Cash flow is king. For many veterans, VA health-care services don’t cost anything, and even if there are expenses they’re relatively low. However, VA does encourage you to take Medicare parts A and B. With a Medicare Advantage plan you’d be talking about adding a modest monthly premium. According to Kaiser, the average premium in 2017 for a plan including drug coverage is less than $40 per month. In some areas of the country, there may be no premium.
The potential to minimize travel and delays. If wait time at a VA facility is an issue for you, or travel is a hassle, adding Medicare Advantage coverage could be a cost-effective way to create another channel of care.
All-in-one package. According to USAA health-care representatives, the one feature of Medicare Advantage plans that our members appreciate most is having all of their needs covered in one plan.
Loss of care/eligibility for VA care. Eligibility for VA health coverage is not guaranteed and could change over time. This could be true especially at times when budgetary issues are top of mind in Washington. A Medicare Advantage plan could be your fallback.
You can have both. Coverage through a Medicare Advantage plan does not conflict with VA health-care services, and would increase your flexibility and options in terms of how and where you receive health care.
Second opinion. With important health issues, you may want to get a second opinion. Having two separate health-care sources could provide the means to do that.
It’s important to remember that not all Medicare Advantage plans are created equal. There are HMO plans, PPO plans, plans that include prescription drug benefits and plans that don’t. The good news is that USAA’s team of health insurance advisers is here to answer any Medicare-related questions you have – and some you may not have even thought to ask. Details for 2018 plans become available Oct. 1, so beat the rush and give them a call at 1-877-699-2654.

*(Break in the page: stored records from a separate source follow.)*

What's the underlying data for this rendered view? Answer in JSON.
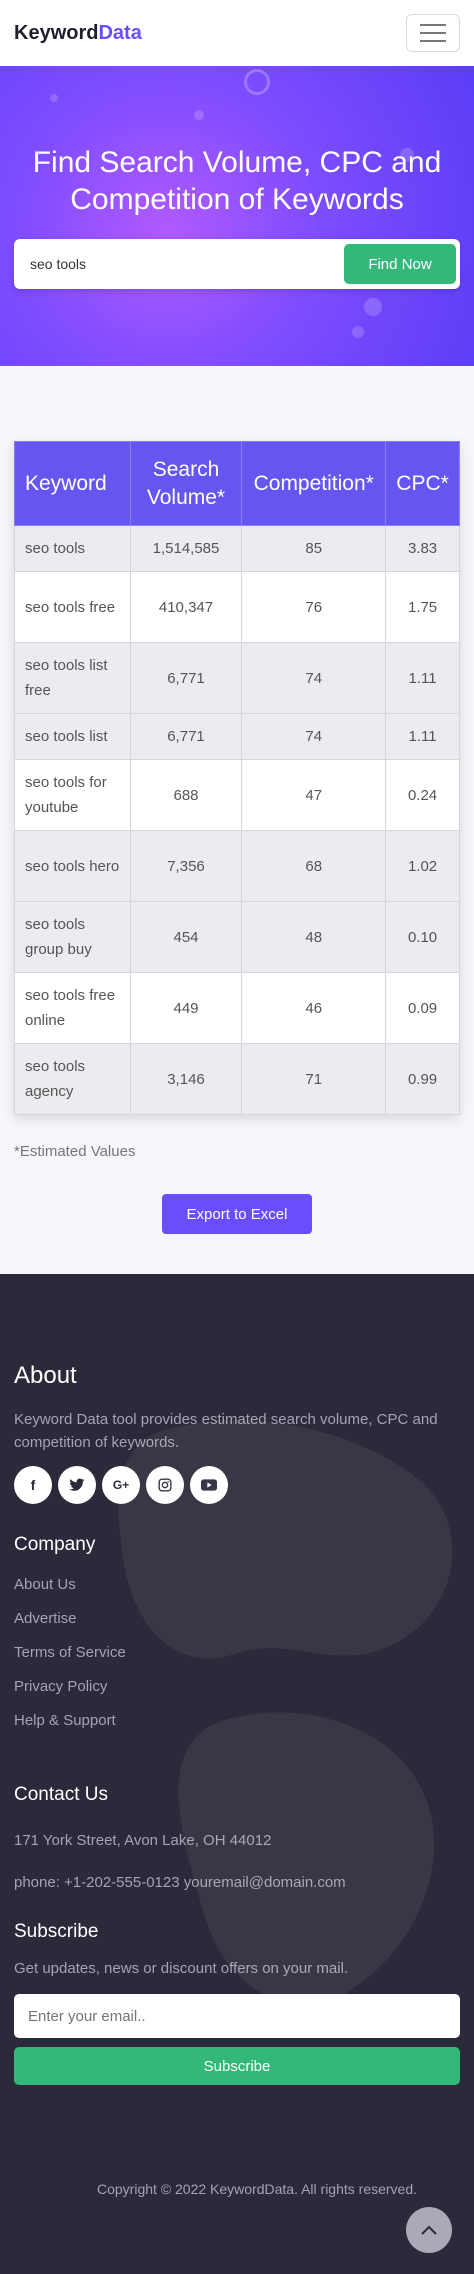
{
  "header": {
    "brand_part1": "Keyword",
    "brand_part2": "Data"
  },
  "hero": {
    "title": "Find Search Volume, CPC and Competition of Keywords",
    "search_value": "seo tools",
    "button_label": "Find Now"
  },
  "table": {
    "headers": [
      "Keyword",
      "Search Volume*",
      "Competition*",
      "CPC*"
    ],
    "rows": [
      [
        "seo tools",
        "1,514,585",
        "85",
        "3.83"
      ],
      [
        "seo tools free",
        "410,347",
        "76",
        "1.75"
      ],
      [
        "seo tools list free",
        "6,771",
        "74",
        "1.11"
      ],
      [
        "seo tools list",
        "6,771",
        "74",
        "1.11"
      ],
      [
        "seo tools for youtube",
        "688",
        "47",
        "0.24"
      ],
      [
        "seo tools hero",
        "7,356",
        "68",
        "1.02"
      ],
      [
        "seo tools group buy",
        "454",
        "48",
        "0.10"
      ],
      [
        "seo tools free online",
        "449",
        "46",
        "0.09"
      ],
      [
        "seo tools agency",
        "3,146",
        "71",
        "0.99"
      ]
    ]
  },
  "note": "*Estimated Values",
  "export_label": "Export to Excel",
  "footer": {
    "about_title": "About",
    "about_text": "Keyword Data tool provides estimated search volume, CPC and competition of keywords.",
    "socials": [
      "facebook-icon",
      "twitter-icon",
      "google-plus-icon",
      "instagram-icon",
      "youtube-icon"
    ],
    "company_title": "Company",
    "company_links": [
      "About Us",
      "Advertise",
      "Terms of Service",
      "Privacy Policy",
      "Help & Support"
    ],
    "contact_title": "Contact Us",
    "address": "171 York Street, Avon Lake, OH 44012",
    "phone_email": "phone: +1-202-555-0123 youremail@domain.com",
    "subscribe_title": "Subscribe",
    "subscribe_text": "Get updates, news or discount offers on your mail.",
    "email_placeholder": "Enter your email..",
    "subscribe_label": "Subscribe",
    "copyright": "Copyright © 2022 KeywordData. All rights reserved."
  }
}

J.J. Montanaro is a certified financial planner with USAA, The American Legion’s preferred provider of financial services. Submit questions for him online.